Getting Going! (Paul Jurbala)

December 19, 2011

In my last post I briefly described how an organization’s LTAD plan is, in fact, the foundation of their broader strategic plan. Integrating CS4L-LTAD into strategic and operational planning is indeed a way to introduce and integrate LTAD into the life of the organization, but it is not the first step. And there must be a first step!

As I work with sport organizations at all levels- National Sport Organizations (NSOs), Provincial/Territorial Sport Organizations (P/TSOs) and Community Sport Organizations (CSOs, or Clubs) the challenge of how to get going inevitably arises. I’ve developed some simple strategies for getting going, and I invite my colleagues who do organizational development work to chime in as well.

Here are a few of my tips:

  1. Stop lecturing. In the early days (about five years ago!) each organization was introduced to CS4L-LTAD with a three-hour-long Powerpoint presentation. This left the impression that LTAD was incredibly complex and accessible only to those with advanced sport science degrees. Better to lead with a brief description touching on the key principles and values!
  2. Invite discussion right away. If you ask organization leaders to tell a story that epitomizes their organization and open a discussion of what could be done better, they usually begin designing a LTAD-like model by themselves. When they come to understand CS4L-LTAD is a road map to where they already want to go, it’s exciting.
  3. Just use the stage names. When organization leaders develop an understanding of CS4L-LTAD as an effective framework for their sport, the next challenge is how to communicate it within. The most frequent message I hear is, “WE get it…but THEY (the next group over…the Clubs, the coaches, the parents…) DON’T.” How to get them to get it? The idea of herding “them” into a room for the three-hour presentation never seems to fly. My suggestion: start branding events like clinics and competitions with the LTAD stage names: “This clinic is for our Learn to Train athletes” or “This competition is appropriate for T2T and A4L participants”. People are curious and hate to feel out of the loop: they will want to know exactly what “T2T” is!
  4. Don’t put all the eggs in the LTAD basket. Better to say “we’re introducing some advanced player development techniques into our programs” than to brand every change as “LTAD”. Since LTAD is a broad framework, people may tend to identify the one change they don’t like with LTAD, rather than the dozen common-sense changes they do like. Sell each change on its own merits, not as part of a master plan. People are wary of master plans they don’t understand yet.

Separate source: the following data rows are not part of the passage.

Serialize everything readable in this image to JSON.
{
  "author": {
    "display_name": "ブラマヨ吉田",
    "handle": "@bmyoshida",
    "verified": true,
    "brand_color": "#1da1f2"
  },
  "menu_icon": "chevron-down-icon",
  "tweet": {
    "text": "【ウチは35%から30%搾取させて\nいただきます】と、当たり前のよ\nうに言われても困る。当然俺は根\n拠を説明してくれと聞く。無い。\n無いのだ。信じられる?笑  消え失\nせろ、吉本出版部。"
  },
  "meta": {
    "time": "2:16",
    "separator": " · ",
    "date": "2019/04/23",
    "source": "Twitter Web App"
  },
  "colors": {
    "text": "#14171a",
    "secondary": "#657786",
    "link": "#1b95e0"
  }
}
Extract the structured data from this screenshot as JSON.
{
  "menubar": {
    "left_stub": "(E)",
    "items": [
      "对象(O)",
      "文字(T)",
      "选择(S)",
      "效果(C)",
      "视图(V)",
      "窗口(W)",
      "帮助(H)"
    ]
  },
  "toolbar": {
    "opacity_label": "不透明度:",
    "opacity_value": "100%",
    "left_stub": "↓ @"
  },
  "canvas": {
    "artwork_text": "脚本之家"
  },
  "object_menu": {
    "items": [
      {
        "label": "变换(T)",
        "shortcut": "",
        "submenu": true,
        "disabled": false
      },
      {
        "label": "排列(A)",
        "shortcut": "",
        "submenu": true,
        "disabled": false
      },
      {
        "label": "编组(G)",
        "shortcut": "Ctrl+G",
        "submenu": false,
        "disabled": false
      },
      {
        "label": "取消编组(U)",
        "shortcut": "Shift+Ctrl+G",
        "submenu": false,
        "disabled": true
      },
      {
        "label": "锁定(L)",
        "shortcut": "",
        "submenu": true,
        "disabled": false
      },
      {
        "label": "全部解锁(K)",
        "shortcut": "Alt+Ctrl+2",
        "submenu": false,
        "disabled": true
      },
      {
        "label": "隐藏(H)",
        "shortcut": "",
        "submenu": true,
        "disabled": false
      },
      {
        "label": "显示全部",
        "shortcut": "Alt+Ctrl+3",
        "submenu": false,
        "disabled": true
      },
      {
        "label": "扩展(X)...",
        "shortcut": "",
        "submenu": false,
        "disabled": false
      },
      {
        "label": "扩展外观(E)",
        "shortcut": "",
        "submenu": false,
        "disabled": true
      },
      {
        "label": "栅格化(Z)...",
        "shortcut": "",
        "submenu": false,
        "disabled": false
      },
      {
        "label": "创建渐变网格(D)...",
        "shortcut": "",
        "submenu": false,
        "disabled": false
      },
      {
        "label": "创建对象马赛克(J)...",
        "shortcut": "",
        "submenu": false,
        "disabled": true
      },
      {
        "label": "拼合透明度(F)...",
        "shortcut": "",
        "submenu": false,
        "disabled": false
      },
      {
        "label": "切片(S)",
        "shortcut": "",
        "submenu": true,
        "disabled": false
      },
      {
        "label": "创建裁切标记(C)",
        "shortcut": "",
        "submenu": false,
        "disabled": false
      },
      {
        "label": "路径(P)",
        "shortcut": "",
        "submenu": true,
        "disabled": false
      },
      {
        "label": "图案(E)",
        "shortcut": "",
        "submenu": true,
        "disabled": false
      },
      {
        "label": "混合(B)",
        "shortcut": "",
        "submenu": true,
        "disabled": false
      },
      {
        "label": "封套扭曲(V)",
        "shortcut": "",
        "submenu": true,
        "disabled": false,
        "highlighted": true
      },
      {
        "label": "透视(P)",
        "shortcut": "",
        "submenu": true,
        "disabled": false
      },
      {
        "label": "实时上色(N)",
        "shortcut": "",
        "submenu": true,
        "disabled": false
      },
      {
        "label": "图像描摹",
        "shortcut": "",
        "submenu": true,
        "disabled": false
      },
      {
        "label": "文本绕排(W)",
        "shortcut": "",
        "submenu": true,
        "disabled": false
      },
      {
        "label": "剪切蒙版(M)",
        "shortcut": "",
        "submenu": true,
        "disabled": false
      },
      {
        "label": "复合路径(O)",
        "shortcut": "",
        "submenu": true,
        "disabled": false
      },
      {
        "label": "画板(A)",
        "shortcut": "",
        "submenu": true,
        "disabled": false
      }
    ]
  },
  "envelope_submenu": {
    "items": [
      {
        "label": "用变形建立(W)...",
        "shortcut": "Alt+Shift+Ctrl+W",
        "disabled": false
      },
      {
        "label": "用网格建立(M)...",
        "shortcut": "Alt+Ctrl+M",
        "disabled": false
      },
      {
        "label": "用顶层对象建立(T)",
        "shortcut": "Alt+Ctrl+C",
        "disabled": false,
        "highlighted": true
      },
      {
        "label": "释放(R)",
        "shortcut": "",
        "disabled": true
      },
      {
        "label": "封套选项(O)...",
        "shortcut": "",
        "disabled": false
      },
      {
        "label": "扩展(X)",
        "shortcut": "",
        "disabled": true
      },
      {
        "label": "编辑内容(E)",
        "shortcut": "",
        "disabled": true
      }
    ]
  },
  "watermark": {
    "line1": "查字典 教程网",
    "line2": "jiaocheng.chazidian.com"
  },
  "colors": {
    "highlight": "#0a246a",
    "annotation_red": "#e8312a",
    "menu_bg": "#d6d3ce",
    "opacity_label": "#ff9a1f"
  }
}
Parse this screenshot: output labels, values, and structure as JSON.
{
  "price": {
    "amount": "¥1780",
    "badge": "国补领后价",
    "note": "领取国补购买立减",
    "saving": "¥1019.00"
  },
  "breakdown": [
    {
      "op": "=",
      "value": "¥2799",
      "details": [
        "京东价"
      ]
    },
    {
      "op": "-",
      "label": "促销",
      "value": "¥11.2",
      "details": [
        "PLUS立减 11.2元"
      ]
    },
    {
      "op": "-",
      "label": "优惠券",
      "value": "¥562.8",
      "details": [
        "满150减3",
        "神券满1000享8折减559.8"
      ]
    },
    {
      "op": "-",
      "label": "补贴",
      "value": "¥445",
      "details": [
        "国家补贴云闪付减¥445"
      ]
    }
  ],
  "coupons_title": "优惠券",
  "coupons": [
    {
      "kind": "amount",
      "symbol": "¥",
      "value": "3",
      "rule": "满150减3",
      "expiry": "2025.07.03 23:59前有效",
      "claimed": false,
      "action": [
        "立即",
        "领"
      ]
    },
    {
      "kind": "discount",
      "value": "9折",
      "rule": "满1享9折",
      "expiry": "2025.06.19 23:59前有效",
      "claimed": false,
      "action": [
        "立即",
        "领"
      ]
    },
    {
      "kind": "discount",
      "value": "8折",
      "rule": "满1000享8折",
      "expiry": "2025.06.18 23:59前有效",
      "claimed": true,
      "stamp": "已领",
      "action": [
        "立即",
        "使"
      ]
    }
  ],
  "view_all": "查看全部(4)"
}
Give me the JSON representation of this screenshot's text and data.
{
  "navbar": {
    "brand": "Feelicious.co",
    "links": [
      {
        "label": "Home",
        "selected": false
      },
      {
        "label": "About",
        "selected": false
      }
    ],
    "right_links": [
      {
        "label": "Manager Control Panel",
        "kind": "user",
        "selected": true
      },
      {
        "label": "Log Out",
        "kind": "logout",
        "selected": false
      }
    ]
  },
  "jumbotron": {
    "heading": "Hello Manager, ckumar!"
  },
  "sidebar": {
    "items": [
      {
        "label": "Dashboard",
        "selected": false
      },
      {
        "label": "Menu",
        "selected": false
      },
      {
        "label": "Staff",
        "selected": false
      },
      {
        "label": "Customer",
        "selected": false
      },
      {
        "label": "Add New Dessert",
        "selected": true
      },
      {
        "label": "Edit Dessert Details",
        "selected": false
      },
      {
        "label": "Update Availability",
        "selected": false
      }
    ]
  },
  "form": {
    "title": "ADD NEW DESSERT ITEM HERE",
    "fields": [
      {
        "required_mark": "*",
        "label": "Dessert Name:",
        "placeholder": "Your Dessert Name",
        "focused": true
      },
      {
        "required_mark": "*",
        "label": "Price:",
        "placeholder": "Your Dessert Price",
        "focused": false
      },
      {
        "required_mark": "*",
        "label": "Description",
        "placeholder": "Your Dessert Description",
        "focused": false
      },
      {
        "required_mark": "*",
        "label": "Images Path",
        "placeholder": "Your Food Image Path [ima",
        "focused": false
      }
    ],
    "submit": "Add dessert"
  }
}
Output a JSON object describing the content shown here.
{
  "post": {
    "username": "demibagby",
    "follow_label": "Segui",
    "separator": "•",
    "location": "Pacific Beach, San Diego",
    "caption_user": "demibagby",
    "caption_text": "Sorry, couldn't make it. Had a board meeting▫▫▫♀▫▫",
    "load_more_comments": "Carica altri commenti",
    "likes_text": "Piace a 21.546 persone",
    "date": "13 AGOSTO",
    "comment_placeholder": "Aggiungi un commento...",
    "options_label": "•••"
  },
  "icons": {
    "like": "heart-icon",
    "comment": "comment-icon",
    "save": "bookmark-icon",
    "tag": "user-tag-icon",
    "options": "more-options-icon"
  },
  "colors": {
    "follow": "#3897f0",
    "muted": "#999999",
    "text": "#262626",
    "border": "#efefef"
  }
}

This year at the 2012 Canadian Sport for Life Summit, there will be Messenger Training sessions. These sessions will provide you with the tools to go out into your organization, club, community, etc., and feel comfortable speaking about Canadian Sport for Life and long-term athlete development. I hope to see you there!

Paul


Paul Jurbala

Paul Jurbala is a member of the Canadian Sport for Life Leadership Team. He has worked in sport for 30 years, and now runs his own consulting and management business, communityactive consulting. He has developed strategic plans, LTAD plans, Competition Reviews and High-Performance Program Reviews for National and Provincial Sport and Multi-Sport Organizations. Paul holds a M.Sc. degree in Exercise Physiology and is currently studying in the PhD program in Sport Management at Brock University, where his focus is change and decision-making in sport organizations.